Here is the abstract. The actual paper is behind a paywall.
"ROC analysis of [the test statistic], for cancers plus precancerous/suspect conditions vs. controls, cancer vs. precancerous/suspect conditions plus controls, and cancer vs. controls, gave areas under the curve of 0.87, 0.89, and 0.93, respectively (P<0.001). Optimization allowed test sensitivity or specificity to approach 100% with acceptable complementary measures."

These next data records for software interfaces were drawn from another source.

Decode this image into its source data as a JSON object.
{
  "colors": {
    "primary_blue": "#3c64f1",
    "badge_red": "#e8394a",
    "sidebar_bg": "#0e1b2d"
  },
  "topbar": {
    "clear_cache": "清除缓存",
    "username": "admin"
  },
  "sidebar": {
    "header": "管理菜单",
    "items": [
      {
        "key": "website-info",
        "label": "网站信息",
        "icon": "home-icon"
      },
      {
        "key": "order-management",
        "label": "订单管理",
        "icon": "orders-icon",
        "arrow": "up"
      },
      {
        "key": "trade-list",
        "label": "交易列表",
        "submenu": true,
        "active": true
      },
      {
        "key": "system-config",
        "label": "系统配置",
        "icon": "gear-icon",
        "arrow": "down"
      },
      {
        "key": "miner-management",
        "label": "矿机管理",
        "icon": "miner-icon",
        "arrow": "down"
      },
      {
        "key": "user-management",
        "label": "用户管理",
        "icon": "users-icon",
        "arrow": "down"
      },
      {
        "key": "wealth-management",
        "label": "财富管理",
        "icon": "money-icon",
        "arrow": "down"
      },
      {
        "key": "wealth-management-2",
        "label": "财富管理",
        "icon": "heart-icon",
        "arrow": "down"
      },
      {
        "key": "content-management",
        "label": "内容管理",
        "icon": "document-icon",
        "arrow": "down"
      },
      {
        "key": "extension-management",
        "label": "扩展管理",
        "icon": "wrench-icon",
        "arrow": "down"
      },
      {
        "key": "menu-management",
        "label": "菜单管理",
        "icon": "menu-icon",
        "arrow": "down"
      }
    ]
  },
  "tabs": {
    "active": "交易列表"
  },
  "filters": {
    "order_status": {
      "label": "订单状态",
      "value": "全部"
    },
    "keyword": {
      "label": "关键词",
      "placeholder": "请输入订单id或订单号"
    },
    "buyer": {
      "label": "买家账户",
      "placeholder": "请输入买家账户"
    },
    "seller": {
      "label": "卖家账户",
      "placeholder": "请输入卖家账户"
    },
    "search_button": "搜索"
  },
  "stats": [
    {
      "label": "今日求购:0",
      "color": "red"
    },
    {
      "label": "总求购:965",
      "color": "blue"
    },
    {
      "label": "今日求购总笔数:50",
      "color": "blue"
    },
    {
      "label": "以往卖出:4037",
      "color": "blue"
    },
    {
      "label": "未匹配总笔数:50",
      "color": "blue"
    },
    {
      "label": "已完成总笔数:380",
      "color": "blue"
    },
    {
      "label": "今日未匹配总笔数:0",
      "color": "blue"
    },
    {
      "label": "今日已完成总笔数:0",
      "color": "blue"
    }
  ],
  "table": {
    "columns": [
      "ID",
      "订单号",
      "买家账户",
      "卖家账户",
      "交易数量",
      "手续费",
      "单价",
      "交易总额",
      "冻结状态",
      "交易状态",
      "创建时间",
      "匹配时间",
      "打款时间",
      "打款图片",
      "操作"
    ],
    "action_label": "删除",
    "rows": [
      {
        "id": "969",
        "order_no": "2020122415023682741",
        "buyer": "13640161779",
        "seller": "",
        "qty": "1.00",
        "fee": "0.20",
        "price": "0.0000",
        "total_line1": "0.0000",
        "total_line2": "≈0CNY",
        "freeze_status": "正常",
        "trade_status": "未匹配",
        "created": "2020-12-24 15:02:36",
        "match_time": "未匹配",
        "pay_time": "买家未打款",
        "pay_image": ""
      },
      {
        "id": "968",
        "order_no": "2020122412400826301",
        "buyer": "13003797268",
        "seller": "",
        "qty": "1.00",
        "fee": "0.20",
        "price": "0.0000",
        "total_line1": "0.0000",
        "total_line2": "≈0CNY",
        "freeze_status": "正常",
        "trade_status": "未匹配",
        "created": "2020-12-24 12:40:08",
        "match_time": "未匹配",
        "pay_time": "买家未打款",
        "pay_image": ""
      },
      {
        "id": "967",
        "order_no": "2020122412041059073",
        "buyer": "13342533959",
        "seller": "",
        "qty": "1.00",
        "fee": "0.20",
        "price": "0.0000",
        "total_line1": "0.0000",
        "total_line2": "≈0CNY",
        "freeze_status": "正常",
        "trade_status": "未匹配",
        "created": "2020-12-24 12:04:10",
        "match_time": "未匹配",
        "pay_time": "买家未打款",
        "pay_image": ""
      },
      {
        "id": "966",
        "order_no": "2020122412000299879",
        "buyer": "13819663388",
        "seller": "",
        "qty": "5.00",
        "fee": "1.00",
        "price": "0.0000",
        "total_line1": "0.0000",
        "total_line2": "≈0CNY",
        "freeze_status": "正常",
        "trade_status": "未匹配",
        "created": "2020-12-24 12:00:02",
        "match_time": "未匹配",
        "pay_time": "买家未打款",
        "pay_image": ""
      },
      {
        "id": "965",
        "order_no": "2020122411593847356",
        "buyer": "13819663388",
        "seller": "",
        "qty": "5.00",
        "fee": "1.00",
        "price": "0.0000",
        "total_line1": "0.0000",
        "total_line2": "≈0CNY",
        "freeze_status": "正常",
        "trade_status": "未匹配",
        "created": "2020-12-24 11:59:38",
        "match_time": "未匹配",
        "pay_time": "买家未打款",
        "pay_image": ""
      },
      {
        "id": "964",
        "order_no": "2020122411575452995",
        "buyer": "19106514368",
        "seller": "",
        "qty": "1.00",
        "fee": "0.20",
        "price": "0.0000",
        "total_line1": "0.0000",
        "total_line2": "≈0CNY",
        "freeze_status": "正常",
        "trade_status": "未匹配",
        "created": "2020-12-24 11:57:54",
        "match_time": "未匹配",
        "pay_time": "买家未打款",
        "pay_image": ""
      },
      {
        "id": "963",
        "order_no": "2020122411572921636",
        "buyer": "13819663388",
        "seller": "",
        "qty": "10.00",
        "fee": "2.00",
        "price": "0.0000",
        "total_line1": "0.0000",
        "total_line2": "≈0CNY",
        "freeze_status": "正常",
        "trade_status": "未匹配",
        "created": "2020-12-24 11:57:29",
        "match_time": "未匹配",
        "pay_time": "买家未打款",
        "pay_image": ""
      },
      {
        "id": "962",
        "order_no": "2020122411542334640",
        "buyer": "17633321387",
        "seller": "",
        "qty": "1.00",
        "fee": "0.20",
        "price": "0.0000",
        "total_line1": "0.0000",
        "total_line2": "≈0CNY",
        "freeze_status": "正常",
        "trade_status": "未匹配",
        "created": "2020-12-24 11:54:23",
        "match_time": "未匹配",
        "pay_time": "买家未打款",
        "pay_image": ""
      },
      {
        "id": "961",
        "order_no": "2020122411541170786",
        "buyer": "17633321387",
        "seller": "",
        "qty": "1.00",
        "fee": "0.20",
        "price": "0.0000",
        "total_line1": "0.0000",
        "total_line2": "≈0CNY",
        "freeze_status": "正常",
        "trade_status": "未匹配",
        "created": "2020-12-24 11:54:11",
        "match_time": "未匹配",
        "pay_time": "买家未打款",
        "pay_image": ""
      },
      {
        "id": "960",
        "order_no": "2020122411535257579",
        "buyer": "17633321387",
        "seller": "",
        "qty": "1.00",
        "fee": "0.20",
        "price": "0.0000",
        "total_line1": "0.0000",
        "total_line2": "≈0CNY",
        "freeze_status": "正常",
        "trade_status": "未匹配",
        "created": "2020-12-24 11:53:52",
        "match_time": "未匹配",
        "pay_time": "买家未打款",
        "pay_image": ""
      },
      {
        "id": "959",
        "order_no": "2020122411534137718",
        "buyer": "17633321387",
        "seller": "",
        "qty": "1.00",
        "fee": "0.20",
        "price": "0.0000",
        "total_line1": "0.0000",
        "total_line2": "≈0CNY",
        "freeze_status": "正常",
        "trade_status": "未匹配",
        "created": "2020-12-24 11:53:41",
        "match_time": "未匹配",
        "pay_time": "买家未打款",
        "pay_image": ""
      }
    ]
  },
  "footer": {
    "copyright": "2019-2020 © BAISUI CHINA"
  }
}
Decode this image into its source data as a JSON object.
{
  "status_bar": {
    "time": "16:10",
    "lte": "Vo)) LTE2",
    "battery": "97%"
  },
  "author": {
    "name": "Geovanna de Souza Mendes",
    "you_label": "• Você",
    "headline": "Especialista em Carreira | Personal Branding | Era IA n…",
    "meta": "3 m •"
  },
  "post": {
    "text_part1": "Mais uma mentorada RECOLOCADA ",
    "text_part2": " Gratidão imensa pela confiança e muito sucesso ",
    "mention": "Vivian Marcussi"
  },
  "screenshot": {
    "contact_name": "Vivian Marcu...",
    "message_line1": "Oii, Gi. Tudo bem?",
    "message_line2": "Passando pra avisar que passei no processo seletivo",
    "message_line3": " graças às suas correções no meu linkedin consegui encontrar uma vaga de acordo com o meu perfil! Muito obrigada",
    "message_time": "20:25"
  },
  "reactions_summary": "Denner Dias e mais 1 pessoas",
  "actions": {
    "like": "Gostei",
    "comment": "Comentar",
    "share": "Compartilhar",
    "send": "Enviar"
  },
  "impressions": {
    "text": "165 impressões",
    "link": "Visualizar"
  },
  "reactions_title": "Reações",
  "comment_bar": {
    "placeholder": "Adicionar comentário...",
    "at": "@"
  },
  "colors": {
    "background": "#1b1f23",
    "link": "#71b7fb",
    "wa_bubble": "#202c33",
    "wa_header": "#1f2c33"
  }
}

The ROC curve has area under it of 1 for a perfect classifier and 0.5 for wild guessing. This is a more useful measurement than the p-value. (E.g. if I look at height vs sex for humans, it won't take too big a sample to get a great p-value for there being a difference, yet classifying people as male/female depending on whether they exceed some height threshold is a very poor diagnostic system.) I don't have much of a feel for how good ROC area of about 0.9 is for a medical test. I'd guess it is good enough to be useful, but you'd not want to rely on that test alone.